WHAT TO PRODUCE:
Filter the records for "clock" and keep each line that has it.

Data excerpts:

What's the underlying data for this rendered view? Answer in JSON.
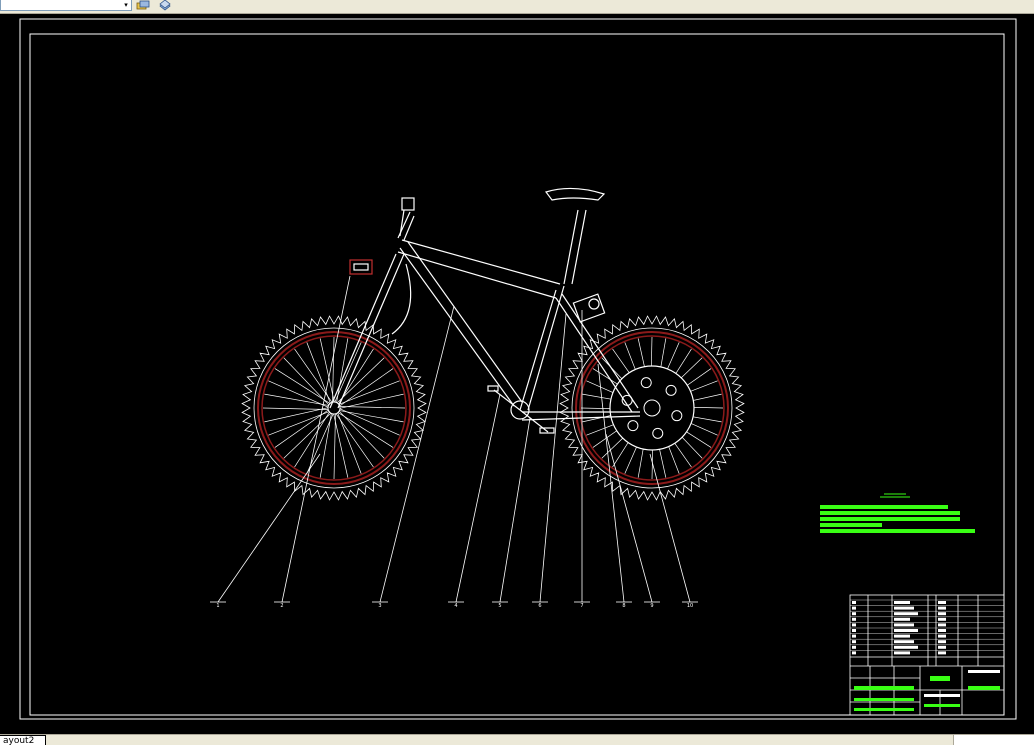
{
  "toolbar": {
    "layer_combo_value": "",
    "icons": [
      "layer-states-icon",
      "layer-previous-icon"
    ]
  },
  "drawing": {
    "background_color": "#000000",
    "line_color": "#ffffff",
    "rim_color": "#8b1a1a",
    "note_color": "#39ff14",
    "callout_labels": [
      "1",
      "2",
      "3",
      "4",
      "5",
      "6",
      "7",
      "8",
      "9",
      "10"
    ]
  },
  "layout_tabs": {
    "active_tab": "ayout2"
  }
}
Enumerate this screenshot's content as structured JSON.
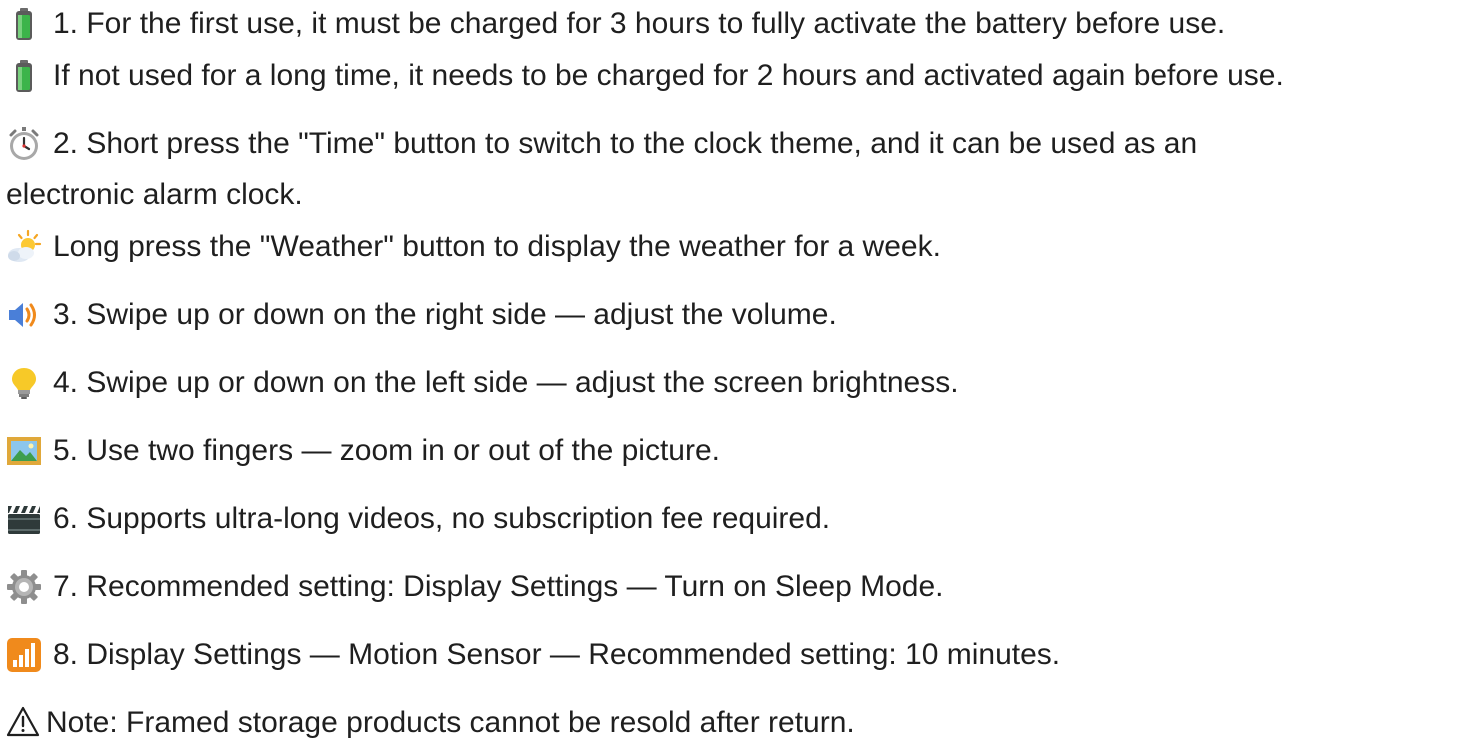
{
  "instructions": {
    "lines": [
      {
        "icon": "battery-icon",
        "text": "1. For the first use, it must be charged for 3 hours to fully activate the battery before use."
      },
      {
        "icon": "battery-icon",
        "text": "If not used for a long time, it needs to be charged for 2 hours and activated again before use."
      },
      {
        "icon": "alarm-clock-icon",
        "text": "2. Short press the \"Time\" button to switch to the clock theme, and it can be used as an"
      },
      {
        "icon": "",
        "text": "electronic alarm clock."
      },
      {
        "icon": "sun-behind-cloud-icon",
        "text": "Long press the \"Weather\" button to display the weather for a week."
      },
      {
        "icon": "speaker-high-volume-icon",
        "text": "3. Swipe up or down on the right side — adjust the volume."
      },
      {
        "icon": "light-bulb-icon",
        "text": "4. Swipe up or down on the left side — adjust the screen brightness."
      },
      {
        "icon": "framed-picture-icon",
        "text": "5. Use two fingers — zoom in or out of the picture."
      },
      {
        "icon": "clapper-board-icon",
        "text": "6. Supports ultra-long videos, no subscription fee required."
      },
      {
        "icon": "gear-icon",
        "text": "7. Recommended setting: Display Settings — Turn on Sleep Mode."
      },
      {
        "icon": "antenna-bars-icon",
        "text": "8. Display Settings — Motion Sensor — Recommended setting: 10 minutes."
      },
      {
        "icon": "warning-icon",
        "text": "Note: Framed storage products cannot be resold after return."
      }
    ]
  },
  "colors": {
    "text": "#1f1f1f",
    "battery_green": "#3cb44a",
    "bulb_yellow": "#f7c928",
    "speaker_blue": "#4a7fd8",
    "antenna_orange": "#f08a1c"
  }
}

TASK SOLUTION:
        "icon": "alarm-clock-icon",
        "text": "2. Short press the \"Time\" button to switch to the clock theme, and it can be used as an"
        "text": "electronic alarm clock."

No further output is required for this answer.